Live Gig Report and Photo Credit: Reg Richardson
Like many of the other dates on the UK tour this was a sell-out; 550 soggy people on a Tuesday night crammed into the venue. No supporting band for this gig so it was PiL all the way. Tonight’s line-up comprised John Lydon (aka Johnny Rotten former Sex Pistols) supported by guitarist Lu Edmonds (ex- Damned, Mekons), drummer Bruce Smith (ex-Slits, Rip, Rig & Panic) and bass/keyboards player Scott Firth (ex-Spice Girls, Steve Winwood, Elvis Costello and more). This set-up having been together since live gigs re-commenced in 2009 after a 17-year hiatus. This is also probably the most settled line-up which, in the past, has seen many, many band members come and go.
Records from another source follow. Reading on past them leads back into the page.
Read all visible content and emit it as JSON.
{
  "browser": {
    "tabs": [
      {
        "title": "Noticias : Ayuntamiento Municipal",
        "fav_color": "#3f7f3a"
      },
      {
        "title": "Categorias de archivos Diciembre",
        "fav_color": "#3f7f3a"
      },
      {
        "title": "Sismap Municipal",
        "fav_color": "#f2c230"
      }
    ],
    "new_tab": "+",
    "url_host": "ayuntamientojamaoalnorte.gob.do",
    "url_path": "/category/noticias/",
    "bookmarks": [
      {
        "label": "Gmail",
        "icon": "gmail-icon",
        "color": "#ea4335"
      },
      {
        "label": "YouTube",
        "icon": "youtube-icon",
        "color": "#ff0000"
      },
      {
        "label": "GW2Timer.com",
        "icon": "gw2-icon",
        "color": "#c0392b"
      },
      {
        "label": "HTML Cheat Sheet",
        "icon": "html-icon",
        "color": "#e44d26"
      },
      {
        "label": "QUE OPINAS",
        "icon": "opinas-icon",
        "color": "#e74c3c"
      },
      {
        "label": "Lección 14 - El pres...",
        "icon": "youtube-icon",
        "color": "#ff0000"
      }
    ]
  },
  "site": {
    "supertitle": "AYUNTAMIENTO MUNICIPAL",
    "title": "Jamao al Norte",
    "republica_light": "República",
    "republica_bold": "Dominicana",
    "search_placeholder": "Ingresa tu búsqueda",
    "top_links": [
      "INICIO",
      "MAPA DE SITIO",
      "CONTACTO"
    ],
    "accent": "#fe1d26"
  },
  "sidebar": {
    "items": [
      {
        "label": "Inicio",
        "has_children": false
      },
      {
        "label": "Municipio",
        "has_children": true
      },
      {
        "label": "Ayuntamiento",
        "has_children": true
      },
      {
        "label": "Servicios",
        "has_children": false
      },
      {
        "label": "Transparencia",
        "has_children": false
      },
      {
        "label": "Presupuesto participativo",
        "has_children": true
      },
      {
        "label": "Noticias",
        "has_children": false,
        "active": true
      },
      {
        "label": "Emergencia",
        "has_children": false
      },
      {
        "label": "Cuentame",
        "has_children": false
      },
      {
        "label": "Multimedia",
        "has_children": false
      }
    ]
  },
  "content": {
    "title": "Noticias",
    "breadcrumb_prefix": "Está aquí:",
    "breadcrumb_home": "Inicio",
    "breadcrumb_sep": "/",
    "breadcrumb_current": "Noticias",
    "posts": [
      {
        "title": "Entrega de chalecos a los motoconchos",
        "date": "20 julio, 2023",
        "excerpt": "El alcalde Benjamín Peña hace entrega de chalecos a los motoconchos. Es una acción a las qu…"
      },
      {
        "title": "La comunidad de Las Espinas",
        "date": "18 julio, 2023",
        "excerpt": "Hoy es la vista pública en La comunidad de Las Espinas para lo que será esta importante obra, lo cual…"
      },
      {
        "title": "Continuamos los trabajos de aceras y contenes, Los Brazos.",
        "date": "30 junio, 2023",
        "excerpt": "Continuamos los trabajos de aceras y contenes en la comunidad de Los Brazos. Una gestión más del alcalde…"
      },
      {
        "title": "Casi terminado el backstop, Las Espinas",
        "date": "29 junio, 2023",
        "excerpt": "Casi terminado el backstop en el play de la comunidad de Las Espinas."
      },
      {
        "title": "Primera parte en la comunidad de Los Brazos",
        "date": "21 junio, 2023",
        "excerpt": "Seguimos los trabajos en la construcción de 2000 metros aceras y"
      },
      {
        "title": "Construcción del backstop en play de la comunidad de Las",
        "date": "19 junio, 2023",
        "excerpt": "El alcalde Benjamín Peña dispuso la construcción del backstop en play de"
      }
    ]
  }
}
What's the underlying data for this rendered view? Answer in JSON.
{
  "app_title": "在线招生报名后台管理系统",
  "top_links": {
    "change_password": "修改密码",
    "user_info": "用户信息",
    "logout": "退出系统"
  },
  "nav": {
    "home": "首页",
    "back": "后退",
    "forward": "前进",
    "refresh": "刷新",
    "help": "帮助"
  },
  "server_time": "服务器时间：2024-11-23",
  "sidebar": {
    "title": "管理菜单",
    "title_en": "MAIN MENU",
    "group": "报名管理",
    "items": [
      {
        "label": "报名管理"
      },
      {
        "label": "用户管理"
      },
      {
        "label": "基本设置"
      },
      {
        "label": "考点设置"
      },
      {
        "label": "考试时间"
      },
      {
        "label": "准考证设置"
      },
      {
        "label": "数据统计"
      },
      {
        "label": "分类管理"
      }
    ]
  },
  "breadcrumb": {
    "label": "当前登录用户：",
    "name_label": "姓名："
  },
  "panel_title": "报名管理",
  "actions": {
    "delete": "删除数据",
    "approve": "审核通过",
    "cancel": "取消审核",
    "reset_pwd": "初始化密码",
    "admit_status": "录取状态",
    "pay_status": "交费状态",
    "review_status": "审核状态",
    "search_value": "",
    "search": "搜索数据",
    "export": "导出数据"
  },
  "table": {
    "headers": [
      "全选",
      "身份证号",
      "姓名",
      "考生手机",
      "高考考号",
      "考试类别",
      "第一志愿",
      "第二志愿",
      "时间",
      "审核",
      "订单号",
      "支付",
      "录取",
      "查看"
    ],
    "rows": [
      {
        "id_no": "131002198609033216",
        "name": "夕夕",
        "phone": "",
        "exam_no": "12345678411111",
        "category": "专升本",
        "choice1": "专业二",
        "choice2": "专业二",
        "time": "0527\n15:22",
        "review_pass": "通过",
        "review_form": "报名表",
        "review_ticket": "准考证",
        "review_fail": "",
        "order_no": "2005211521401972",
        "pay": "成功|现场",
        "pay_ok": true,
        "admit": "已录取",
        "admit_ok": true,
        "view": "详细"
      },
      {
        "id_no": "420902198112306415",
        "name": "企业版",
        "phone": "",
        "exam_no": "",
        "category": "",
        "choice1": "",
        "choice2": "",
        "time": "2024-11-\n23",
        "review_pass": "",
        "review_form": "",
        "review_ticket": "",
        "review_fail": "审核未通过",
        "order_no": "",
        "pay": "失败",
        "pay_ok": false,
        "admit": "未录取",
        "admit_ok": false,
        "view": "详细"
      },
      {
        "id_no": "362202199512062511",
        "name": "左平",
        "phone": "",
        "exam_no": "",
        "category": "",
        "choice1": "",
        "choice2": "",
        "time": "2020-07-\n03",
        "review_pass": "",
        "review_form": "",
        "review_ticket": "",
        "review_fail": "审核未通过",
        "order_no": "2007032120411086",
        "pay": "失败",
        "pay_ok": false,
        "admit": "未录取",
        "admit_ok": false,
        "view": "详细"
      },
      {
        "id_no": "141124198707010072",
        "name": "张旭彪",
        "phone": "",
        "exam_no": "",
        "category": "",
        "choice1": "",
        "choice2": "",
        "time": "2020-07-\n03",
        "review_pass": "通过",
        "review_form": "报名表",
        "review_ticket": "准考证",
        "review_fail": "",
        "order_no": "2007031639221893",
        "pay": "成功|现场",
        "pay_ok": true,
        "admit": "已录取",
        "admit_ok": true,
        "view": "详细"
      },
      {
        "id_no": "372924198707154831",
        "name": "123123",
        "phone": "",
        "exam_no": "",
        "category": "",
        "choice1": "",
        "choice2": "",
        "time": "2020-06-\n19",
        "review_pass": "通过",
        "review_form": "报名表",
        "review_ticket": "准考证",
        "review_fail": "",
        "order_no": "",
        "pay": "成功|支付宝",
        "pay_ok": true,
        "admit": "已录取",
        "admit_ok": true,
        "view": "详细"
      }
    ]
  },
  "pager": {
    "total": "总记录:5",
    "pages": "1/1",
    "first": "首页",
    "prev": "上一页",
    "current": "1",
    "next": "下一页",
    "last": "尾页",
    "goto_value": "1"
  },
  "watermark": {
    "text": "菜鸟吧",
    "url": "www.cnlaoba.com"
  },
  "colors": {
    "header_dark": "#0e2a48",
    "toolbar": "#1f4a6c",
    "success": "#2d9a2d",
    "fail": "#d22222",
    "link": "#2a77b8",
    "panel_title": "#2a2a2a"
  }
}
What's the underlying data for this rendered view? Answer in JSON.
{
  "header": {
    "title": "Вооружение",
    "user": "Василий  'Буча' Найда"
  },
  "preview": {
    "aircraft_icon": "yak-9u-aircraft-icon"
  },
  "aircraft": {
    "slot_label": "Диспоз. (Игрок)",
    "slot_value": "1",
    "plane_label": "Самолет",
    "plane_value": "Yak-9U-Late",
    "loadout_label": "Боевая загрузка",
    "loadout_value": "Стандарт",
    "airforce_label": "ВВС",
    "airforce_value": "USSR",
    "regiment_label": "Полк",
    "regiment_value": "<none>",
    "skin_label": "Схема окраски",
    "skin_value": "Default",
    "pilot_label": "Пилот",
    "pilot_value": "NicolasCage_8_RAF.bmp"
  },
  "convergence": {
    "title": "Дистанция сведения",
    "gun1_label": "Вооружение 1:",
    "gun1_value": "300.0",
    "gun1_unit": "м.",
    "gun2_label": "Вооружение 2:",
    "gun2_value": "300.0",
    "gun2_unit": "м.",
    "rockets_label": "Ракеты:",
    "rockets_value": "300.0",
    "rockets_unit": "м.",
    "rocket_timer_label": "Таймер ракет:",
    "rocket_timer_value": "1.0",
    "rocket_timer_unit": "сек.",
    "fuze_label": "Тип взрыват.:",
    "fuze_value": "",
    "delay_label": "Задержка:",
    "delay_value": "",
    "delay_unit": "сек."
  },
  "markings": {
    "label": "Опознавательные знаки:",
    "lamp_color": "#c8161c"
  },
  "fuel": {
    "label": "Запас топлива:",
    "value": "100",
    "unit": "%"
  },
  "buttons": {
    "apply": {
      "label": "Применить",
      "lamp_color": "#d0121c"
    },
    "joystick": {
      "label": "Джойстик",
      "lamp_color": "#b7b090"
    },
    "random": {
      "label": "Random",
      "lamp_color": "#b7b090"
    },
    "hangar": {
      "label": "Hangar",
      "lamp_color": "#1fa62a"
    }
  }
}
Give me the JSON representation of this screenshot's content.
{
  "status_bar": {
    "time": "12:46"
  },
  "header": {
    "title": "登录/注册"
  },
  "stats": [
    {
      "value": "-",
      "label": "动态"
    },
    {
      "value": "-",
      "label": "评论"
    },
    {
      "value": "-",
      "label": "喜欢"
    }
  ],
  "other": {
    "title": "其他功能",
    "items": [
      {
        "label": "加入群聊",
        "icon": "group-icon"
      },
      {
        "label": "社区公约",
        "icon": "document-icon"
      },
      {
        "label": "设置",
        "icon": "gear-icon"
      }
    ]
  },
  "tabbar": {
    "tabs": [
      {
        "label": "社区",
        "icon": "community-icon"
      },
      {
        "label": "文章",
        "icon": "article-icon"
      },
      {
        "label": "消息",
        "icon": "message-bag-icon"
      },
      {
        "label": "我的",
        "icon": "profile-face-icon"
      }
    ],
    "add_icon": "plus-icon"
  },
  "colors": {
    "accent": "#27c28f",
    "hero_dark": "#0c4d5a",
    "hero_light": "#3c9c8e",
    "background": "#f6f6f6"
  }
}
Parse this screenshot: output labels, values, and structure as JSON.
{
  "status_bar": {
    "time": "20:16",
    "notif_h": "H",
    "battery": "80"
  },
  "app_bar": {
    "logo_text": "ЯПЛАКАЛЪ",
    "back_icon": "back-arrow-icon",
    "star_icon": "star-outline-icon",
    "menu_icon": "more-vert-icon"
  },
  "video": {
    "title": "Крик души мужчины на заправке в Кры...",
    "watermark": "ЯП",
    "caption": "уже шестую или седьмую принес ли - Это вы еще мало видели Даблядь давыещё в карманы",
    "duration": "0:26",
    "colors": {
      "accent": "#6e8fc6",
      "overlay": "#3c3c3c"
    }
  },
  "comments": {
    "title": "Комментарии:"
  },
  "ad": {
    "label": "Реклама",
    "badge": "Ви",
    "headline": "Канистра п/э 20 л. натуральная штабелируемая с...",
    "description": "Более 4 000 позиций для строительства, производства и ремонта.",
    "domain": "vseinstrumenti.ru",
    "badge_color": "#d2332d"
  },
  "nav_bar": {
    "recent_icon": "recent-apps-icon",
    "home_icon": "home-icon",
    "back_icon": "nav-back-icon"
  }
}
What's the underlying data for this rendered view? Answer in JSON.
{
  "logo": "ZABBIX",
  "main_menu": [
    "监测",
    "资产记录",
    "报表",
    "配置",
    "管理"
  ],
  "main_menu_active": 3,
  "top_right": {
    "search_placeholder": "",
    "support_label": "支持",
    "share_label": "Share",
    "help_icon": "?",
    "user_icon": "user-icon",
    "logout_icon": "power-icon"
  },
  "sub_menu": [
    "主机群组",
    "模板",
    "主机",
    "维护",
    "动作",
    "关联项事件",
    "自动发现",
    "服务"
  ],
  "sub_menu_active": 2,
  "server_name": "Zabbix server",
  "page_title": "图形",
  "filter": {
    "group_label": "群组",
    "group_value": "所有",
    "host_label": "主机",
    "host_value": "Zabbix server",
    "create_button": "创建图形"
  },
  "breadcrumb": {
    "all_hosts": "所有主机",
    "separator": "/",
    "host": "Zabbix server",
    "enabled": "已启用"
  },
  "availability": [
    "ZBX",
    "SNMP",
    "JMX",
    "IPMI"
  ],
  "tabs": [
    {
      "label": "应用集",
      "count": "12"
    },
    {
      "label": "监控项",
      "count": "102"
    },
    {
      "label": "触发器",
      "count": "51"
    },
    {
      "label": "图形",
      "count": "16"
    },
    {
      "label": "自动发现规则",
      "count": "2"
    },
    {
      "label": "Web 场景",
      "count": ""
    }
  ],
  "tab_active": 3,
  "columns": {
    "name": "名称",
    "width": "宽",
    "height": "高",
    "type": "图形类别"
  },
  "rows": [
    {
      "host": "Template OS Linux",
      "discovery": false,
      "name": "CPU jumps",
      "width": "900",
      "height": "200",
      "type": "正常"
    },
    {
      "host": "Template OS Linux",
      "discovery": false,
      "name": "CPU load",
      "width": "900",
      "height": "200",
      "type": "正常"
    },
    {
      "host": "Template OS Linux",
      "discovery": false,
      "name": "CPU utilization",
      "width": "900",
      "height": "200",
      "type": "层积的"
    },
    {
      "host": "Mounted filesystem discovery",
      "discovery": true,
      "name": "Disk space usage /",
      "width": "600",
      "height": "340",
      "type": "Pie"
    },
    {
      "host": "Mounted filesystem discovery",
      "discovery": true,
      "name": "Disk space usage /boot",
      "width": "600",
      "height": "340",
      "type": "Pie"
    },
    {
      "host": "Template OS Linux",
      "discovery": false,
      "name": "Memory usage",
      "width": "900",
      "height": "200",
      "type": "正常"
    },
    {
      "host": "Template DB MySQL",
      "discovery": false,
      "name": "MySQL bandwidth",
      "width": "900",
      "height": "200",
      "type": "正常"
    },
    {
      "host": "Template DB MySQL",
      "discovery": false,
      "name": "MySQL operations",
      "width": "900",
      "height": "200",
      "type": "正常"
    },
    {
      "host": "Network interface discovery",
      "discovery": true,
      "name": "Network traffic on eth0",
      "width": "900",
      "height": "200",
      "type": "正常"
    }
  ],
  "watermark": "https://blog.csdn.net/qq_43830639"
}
John Lydon was somewhat bemused right from the start, seemingly joking with his band mates and techs about the lack of space on the crowded stage and kicking his trademark bin across the stage out of the way. To be fair his ‘bin’ was a polybag lined plastic box and so his routine of swigging from a rum bottle and using the bin as a spittoon went out of the window.
The crowd were broken in gently with Albatross from the 2015 album What the World Needs Now which opens with a bass line that sounds remarkably similar to the opening bars of Billie Jean by Michael Jackson….just saying! Lydon enters the fray with his characteristic warbles and the similarity ends right there.
The next two songs, Double Trouble and Know Now are also both taken from What the World Needs Now before he rolls back the years to give us This is Not a Love Song.
From this point on it became a back-catalogue extravaganza with songs taken from the 1978 PiL First Issue album through to the 2012 This is PiL album with Metal Box (1979), This is What you Want – This is What you Get (1984), Album (1986), Happy? (1987) and 9 (1989) all getting exposure. Throughout the gig the tone was set by the heavy bass of Scott Firth which echoed throughout the venue with fills from Edmonds & Smith and laying on top of this was the ever constant, yet instantly recognisable, Lydon vocals. The crowd weren’t quite as animated as I’d expected but they were very vocal and sang along from start to finish.
The main set ended with Rise from Album before another song from the most recent release, Not Satisfied, kicked off the encores. The night closed with a segue between Open Up, the 1997 single resulting from the collaboration with Leftfield, and finally Shoom from What the World Needs Now.
A loud, varied and entertaining show, one well worth seeing as testified by the continuance of sold-out gigs. John Lydon looked nothing like his punk-era self but his bigger than average persona carried the band remarkably well.
This is not a Love Song
Order of Death